(Dataset excerpts)

Content starts

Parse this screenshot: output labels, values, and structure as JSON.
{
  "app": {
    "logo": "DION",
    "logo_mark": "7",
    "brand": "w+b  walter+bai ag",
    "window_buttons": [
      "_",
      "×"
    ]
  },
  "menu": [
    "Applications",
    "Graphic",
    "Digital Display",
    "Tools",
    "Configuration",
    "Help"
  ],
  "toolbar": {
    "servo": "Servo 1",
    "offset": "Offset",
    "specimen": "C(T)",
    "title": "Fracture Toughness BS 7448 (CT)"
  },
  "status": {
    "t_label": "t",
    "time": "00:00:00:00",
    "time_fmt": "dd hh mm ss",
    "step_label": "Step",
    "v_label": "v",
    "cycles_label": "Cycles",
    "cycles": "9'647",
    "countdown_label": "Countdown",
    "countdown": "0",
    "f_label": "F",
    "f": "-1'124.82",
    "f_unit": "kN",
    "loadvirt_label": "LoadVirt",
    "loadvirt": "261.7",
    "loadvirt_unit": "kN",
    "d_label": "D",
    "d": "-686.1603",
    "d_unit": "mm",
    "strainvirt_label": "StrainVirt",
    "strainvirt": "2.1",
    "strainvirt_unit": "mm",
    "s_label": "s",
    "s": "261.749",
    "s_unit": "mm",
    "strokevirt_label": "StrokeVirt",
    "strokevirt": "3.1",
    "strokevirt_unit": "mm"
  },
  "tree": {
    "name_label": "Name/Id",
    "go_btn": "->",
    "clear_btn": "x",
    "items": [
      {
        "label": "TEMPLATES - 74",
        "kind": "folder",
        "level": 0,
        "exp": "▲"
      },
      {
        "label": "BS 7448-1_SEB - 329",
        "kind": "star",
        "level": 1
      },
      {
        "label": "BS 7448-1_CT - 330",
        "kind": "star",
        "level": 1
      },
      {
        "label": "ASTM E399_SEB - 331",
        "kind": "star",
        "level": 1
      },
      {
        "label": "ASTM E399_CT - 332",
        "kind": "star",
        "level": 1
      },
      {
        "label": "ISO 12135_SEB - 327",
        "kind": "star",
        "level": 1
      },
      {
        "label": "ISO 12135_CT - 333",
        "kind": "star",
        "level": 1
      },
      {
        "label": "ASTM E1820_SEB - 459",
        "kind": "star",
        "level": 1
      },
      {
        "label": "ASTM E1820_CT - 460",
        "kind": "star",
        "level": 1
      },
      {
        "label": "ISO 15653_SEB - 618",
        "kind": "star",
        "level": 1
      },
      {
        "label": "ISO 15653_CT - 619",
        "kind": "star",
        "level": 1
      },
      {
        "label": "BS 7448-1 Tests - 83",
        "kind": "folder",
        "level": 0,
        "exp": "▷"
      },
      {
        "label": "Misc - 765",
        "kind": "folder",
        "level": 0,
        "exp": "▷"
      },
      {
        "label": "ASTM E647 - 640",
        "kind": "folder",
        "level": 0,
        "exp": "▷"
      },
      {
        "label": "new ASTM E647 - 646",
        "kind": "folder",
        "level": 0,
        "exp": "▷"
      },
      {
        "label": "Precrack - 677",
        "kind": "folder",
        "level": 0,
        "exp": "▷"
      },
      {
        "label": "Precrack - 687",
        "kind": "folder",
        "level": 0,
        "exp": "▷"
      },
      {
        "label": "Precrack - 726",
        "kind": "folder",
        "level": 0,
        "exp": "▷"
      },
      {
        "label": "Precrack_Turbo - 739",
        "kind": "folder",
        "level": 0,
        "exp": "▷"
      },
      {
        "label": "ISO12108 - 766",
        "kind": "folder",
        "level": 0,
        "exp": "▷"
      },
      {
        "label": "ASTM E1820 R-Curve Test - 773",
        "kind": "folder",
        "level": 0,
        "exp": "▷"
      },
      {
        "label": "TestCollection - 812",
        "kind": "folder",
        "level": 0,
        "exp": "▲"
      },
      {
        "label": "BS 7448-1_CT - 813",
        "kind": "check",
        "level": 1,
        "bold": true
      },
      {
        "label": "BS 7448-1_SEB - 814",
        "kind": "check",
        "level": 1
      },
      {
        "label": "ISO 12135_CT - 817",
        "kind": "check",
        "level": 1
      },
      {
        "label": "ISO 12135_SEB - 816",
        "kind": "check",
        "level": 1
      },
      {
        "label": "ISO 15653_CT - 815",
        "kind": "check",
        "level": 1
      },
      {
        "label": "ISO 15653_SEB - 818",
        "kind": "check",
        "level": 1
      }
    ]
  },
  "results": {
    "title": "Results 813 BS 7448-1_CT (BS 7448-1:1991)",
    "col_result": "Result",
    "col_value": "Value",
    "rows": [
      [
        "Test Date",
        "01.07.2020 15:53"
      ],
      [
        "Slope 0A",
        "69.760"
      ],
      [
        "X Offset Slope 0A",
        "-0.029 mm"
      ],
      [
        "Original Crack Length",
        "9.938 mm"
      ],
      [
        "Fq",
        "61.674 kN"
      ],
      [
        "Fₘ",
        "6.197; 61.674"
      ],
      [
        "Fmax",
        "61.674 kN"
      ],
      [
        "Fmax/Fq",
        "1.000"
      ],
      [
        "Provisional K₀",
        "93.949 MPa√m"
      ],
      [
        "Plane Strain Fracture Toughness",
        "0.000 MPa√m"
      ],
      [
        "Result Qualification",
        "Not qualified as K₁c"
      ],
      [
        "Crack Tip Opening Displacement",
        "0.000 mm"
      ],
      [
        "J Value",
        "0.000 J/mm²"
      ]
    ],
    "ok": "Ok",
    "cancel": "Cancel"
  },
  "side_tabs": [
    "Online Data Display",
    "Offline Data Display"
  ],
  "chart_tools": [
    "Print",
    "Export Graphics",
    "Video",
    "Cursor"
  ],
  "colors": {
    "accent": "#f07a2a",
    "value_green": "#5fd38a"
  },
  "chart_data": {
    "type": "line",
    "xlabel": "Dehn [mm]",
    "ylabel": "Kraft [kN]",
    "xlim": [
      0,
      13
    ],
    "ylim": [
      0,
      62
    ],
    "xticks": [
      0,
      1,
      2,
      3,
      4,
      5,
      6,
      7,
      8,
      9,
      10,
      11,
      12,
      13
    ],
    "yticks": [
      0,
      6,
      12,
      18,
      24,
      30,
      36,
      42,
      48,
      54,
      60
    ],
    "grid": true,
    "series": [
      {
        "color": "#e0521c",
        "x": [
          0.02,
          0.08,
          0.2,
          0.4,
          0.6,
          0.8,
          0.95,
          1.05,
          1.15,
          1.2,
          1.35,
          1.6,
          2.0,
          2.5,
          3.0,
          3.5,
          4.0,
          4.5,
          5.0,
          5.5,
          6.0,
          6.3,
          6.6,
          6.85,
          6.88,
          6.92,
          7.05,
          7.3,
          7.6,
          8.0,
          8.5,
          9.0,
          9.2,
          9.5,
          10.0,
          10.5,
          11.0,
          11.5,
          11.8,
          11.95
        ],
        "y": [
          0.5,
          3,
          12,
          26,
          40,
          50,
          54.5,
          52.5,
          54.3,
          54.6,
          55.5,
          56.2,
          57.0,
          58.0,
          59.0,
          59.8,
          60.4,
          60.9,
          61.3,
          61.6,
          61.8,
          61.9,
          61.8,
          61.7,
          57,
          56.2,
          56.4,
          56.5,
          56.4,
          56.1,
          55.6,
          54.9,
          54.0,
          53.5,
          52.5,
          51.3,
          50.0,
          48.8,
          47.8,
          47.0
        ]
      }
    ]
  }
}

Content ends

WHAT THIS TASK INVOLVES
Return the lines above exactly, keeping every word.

RESULT
Parse this screenshot: output labels, values, and structure as JSON.
{
  "app": {
    "logo": "DION",
    "logo_mark": "7",
    "brand": "w+b  walter+bai ag",
    "window_buttons": [
      "_",
      "×"
    ]
  },
  "menu": [
    "Applications",
    "Graphic",
    "Digital Display",
    "Tools",
    "Configuration",
    "Help"
  ],
  "toolbar": {
    "servo": "Servo 1",
    "offset": "Offset",
    "specimen": "C(T)",
    "title": "Fracture Toughness BS 7448 (CT)"
  },
  "status": {
    "t_label": "t",
    "time": "00:00:00:00",
    "time_fmt": "dd hh mm ss",
    "step_label": "Step",
    "v_label": "v",
    "cycles_label": "Cycles",
    "cycles": "9'647",
    "countdown_label": "Countdown",
    "countdown": "0",
    "f_label": "F",
    "f": "-1'124.82",
    "f_unit": "kN",
    "loadvirt_label": "LoadVirt",
    "loadvirt": "261.7",
    "loadvirt_unit": "kN",
    "d_label": "D",
    "d": "-686.1603",
    "d_unit": "mm",
    "strainvirt_label": "StrainVirt",
    "strainvirt": "2.1",
    "strainvirt_unit": "mm",
    "s_label": "s",
    "s": "261.749",
    "s_unit": "mm",
    "strokevirt_label": "StrokeVirt",
    "strokevirt": "3.1",
    "strokevirt_unit": "mm"
  },
  "tree": {
    "name_label": "Name/Id",
    "go_btn": "->",
    "clear_btn": "x",
    "items": [
      {
        "label": "TEMPLATES - 74",
        "kind": "folder",
        "level": 0,
        "exp": "▲"
      },
      {
        "label": "BS 7448-1_SEB - 329",
        "kind": "star",
        "level": 1
      },
      {
        "label": "BS 7448-1_CT - 330",
        "kind": "star",
        "level": 1
      },
      {
        "label": "ASTM E399_SEB - 331",
        "kind": "star",
        "level": 1
      },
      {
        "label": "ASTM E399_CT - 332",
        "kind": "star",
        "level": 1
      },
      {
        "label": "ISO 12135_SEB - 327",
        "kind": "star",
        "level": 1
      },
      {
        "label": "ISO 12135_CT - 333",
        "kind": "star",
        "level": 1
      },
      {
        "label": "ASTM E1820_SEB - 459",
        "kind": "star",
        "level": 1
      },
      {
        "label": "ASTM E1820_CT - 460",
        "kind": "star",
        "level": 1
      },
      {
        "label": "ISO 15653_SEB - 618",
        "kind": "star",
        "level": 1
      },
      {
        "label": "ISO 15653_CT - 619",
        "kind": "star",
        "level": 1
      },
      {
        "label": "BS 7448-1 Tests - 83",
        "kind": "folder",
        "level": 0,
        "exp": "▷"
      },
      {
        "label": "Misc - 765",
        "kind": "folder",
        "level": 0,
        "exp": "▷"
      },
      {
        "label": "ASTM E647 - 640",
        "kind": "folder",
        "level": 0,
        "exp": "▷"
      },
      {
        "label": "new ASTM E647 - 646",
        "kind": "folder",
        "level": 0,
        "exp": "▷"
      },
      {
        "label": "Precrack - 677",
        "kind": "folder",
        "level": 0,
        "exp": "▷"
      },
      {
        "label": "Precrack - 687",
        "kind": "folder",
        "level": 0,
        "exp": "▷"
      },
      {
        "label": "Precrack - 726",
        "kind": "folder",
        "level": 0,
        "exp": "▷"
      },
      {
        "label": "Precrack_Turbo - 739",
        "kind": "folder",
        "level": 0,
        "exp": "▷"
      },
      {
        "label": "ISO12108 - 766",
        "kind": "folder",
        "level": 0,
        "exp": "▷"
      },
      {
        "label": "ASTM E1820 R-Curve Test - 773",
        "kind": "folder",
        "level": 0,
        "exp": "▷"
      },
      {
        "label": "TestCollection - 812",
        "kind": "folder",
        "level": 0,
        "exp": "▲"
      },
      {
        "label": "BS 7448-1_CT - 813",
        "kind": "check",
        "level": 1,
        "bold": true
      },
      {
        "label": "BS 7448-1_SEB - 814",
        "kind": "check",
        "level": 1
      },
      {
        "label": "ISO 12135_CT - 817",
        "kind": "check",
        "level": 1
      },
      {
        "label": "ISO 12135_SEB - 816",
        "kind": "check",
        "level": 1
      },
      {
        "label": "ISO 15653_CT - 815",
        "kind": "check",
        "level": 1
      },
      {
        "label": "ISO 15653_SEB - 818",
        "kind": "check",
        "level": 1
      }
    ]
  },
  "results": {
    "title": "Results 813 BS 7448-1_CT (BS 7448-1:1991)",
    "col_result": "Result",
    "col_value": "Value",
    "rows": [
      [
        "Test Date",
        "01.07.2020 15:53"
      ],
      [
        "Slope 0A",
        "69.760"
      ],
      [
        "X Offset Slope 0A",
        "-0.029 mm"
      ],
      [
        "Original Crack Length",
        "9.938 mm"
      ],
      [
        "Fq",
        "61.674 kN"
      ],
      [
        "Fₘ",
        "6.197; 61.674"
      ],
      [
        "Fmax",
        "61.674 kN"
      ],
      [
        "Fmax/Fq",
        "1.000"
      ],
      [
        "Provisional K₀",
        "93.949 MPa√m"
      ],
      [
        "Plane Strain Fracture Toughness",
        "0.000 MPa√m"
      ],
      [
        "Result Qualification",
        "Not qualified as K₁c"
      ],
      [
        "Crack Tip Opening Displacement",
        "0.000 mm"
      ],
      [
        "J Value",
        "0.000 J/mm²"
      ]
    ],
    "ok": "Ok",
    "cancel": "Cancel"
  },
  "side_tabs": [
    "Online Data Display",
    "Offline Data Display"
  ],
  "chart_tools": [
    "Print",
    "Export Graphics",
    "Video",
    "Cursor"
  ],
  "colors": {
    "accent": "#f07a2a",
    "value_green": "#5fd38a"
  },
  "chart_data": {
    "type": "line",
    "xlabel": "Dehn [mm]",
    "ylabel": "Kraft [kN]",
    "xlim": [
      0,
      13
    ],
    "ylim": [
      0,
      62
    ],
    "xticks": [
      0,
      1,
      2,
      3,
      4,
      5,
      6,
      7,
      8,
      9,
      10,
      11,
      12,
      13
    ],
    "yticks": [
      0,
      6,
      12,
      18,
      24,
      30,
      36,
      42,
      48,
      54,
      60
    ],
    "grid": true,
    "series": [
      {
        "color": "#e0521c",
        "x": [
          0.02,
          0.08,
          0.2,
          0.4,
          0.6,
          0.8,
          0.95,
          1.05,
          1.15,
          1.2,
          1.35,
          1.6,
          2.0,
          2.5,
          3.0,
          3.5,
          4.0,
          4.5,
          5.0,
          5.5,
          6.0,
          6.3,
          6.6,
          6.85,
          6.88,
          6.92,
          7.05,
          7.3,
          7.6,
          8.0,
          8.5,
          9.0,
          9.2,
          9.5,
          10.0,
          10.5,
          11.0,
          11.5,
          11.8,
          11.95
        ],
        "y": [
          0.5,
          3,
          12,
          26,
          40,
          50,
          54.5,
          52.5,
          54.3,
          54.6,
          55.5,
          56.2,
          57.0,
          58.0,
          59.0,
          59.8,
          60.4,
          60.9,
          61.3,
          61.6,
          61.8,
          61.9,
          61.8,
          61.7,
          57,
          56.2,
          56.4,
          56.5,
          56.4,
          56.1,
          55.6,
          54.9,
          54.0,
          53.5,
          52.5,
          51.3,
          50.0,
          48.8,
          47.8,
          47.0
        ]
      }
    ]
  }
}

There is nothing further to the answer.